The Right to Riot
Renowned Australian artist Luke Cornish, who works under the alias ELK, joined NextStreet Art Gallery last night for a live demonstration of his mural work. Before the performance, we had the opportunity to sit down with him to better understand the intention behind his work. His piece, based on Delacroix’s La Liberté Guidant le Peuple (1830), captures his perception of the modern “French spirit”, particularly with reference to the Gilet Jaune movement. What started as a grassroots citizens protest against the fuel tax, has escalated to a wider anti-government sentiment. As an outsider, ELK attempts to document what makes this movement pertinent on a global scale, and what it means to have the right to riot.
1789 remains one of the most politically, socially and artistically influential dates in the history of France. The tumultuous six years that followed the storming of the Bastille, involved a violent dismantling of the monarchy. The timeline of events that occurred during this period is eerily similar to the protests taking place in modern day Paris, albeit disguised with modern apparel and weaponry. The formulaic tradition of protesting see\ms to be a part of French culture; everyday citizens rising up to fight for better living conditions. However, the development of technology has enabled the acceleration of this trend throughout time. In our current global climate, the need for change is an epidemic reaching further than the streets of Paris. This is the quest for liberty that ELK is trying to capture with his work.
Cornish, originally from Canberra and working predominantly out of Sydney, takes his love for street art around the world. He has travelled to countries such as Syria and Lebanon to work with those faced with the crisis of liberty on a daily basis. Having experienced it himself, ELK was inspired to create a series about the human plight. He often says that being an artist is akin to being an investigator: someone who sheds light on what plagues society, and documents it in order to change the status quo. Upon arriving to Paris and witnessing the Gilet Jaune uprisings, ELK found similarities with other experiences around the world. He concluded that the notion of society’s inability to put up with injustice, is a cyclical entity.
His artwork utilizes classical imagery as a vehicle to parallel modern phenomena with the age-old struggle for justice. When comparing La Liberté Guidant Le Peuple to Cornish’s mural work, we see an evolved France; a diverse selection of protagonists representing todays bourgeois population. The bright yellow vests serve to highlight the desire for equal platform and opportunity. As he works, Tourists and Parisians pause outside NextStreet to ponder the implications of the piece. When something so violent and pertinent is placed on a canvas- it becomes a struggle of the mind more than one of the streets for a brief time. This is a fascinating dynamic that ELK works to uncover.

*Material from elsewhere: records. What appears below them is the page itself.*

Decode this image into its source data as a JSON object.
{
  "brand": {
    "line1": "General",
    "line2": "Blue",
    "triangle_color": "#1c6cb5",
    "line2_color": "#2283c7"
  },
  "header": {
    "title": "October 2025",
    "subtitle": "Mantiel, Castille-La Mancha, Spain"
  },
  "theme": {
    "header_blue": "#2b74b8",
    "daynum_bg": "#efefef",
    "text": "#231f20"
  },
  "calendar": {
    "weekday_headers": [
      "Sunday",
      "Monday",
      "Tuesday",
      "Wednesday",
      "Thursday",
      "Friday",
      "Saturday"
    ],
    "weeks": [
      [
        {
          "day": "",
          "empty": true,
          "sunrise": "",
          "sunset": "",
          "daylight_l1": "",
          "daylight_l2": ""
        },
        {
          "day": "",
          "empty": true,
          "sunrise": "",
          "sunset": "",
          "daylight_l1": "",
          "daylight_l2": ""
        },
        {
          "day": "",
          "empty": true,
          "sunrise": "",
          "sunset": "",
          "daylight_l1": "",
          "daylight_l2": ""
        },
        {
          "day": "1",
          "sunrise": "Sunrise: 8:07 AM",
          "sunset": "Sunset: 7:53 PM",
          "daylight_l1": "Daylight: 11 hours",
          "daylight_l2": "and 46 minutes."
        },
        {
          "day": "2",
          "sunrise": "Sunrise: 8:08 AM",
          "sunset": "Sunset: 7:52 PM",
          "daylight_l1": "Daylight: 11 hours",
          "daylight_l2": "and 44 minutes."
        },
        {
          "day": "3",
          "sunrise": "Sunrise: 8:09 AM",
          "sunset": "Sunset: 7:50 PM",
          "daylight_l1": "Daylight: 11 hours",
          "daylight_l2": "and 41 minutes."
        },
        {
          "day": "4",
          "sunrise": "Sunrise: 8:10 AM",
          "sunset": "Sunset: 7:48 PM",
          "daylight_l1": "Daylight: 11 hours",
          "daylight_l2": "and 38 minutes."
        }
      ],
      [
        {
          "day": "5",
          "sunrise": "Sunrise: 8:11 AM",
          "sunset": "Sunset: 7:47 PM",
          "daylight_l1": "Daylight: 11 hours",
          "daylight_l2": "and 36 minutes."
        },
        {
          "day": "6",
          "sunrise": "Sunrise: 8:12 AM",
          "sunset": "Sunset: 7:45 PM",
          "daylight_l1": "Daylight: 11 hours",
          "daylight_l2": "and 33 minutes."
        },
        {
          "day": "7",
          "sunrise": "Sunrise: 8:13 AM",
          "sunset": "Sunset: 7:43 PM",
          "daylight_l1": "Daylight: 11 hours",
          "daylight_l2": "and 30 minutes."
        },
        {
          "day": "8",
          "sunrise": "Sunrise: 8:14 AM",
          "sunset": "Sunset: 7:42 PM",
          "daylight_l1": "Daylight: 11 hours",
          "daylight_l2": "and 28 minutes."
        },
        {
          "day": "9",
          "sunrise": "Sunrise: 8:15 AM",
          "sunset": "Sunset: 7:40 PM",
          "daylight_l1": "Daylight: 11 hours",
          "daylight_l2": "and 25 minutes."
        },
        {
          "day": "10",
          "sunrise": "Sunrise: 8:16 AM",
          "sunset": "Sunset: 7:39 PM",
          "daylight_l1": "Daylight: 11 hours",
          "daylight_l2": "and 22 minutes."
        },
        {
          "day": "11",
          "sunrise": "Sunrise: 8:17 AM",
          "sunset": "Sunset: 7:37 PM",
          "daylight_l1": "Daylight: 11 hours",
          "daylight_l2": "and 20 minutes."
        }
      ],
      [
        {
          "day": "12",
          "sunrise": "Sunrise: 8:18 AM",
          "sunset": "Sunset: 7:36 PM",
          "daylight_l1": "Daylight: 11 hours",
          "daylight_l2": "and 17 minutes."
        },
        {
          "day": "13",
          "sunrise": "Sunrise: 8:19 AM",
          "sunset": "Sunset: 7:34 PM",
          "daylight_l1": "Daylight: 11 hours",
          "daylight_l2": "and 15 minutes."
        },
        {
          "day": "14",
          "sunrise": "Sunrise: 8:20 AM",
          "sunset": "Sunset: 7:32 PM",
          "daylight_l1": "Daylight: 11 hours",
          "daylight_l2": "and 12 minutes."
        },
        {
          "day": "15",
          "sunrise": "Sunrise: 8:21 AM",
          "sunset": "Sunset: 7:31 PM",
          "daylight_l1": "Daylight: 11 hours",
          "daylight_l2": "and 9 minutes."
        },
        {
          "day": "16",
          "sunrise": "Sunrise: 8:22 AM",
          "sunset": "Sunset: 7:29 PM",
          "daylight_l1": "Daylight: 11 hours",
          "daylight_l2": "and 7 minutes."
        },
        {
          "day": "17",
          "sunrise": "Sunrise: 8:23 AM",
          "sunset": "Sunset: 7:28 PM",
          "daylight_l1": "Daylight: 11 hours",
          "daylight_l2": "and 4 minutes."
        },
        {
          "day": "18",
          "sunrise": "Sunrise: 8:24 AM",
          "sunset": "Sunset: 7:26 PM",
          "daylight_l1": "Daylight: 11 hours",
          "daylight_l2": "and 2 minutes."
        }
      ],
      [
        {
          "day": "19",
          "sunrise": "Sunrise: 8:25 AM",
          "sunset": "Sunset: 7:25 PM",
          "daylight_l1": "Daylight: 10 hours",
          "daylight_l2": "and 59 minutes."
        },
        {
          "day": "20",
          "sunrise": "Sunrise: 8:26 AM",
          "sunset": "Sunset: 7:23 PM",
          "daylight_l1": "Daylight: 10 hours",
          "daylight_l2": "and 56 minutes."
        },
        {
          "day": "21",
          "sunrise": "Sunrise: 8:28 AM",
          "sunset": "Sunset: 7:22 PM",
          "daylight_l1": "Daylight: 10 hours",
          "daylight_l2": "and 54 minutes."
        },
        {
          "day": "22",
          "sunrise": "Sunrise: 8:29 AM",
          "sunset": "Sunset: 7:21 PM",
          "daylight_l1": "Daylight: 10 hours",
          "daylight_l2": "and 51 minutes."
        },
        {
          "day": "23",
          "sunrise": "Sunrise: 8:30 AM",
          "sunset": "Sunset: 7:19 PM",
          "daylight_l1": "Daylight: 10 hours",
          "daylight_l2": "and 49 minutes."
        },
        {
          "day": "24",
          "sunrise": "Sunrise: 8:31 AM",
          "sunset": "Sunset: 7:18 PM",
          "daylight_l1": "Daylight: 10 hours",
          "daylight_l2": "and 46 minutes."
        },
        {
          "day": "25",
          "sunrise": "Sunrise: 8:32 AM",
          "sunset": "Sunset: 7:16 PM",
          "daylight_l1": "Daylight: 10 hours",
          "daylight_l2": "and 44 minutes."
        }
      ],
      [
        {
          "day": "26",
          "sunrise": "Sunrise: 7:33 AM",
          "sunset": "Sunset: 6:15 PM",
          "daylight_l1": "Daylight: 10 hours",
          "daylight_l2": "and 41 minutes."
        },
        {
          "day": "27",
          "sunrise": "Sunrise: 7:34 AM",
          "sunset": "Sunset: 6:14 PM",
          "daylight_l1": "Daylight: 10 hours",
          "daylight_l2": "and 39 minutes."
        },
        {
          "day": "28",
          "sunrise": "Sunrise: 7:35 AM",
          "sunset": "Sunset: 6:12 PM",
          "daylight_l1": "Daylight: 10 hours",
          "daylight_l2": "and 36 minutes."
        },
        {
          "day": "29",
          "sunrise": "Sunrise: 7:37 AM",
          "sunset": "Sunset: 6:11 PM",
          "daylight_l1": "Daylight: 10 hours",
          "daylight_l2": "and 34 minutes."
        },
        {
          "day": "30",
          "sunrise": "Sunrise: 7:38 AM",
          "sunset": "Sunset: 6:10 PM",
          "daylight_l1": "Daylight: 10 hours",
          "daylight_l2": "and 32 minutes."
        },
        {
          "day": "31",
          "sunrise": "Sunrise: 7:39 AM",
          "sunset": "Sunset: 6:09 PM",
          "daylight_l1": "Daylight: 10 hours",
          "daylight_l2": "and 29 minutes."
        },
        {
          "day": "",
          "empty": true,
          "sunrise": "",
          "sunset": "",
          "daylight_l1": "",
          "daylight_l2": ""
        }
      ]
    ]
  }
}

When asked about his process, Cornish starts by clarifying that his job, as an artist, is to hold a mirror up to society. This is a solitary position to be in, but necessary by nature. It is one that requires patience, an open mind and somewhat of an obsessive need to understand and document. The result of this is evidently reflected in his thought-provoking work, that we are proud to host at NextStreet gallery. We are curious to see how the mural might start a further dialogue around what it means to have the right to riot, on a global scale.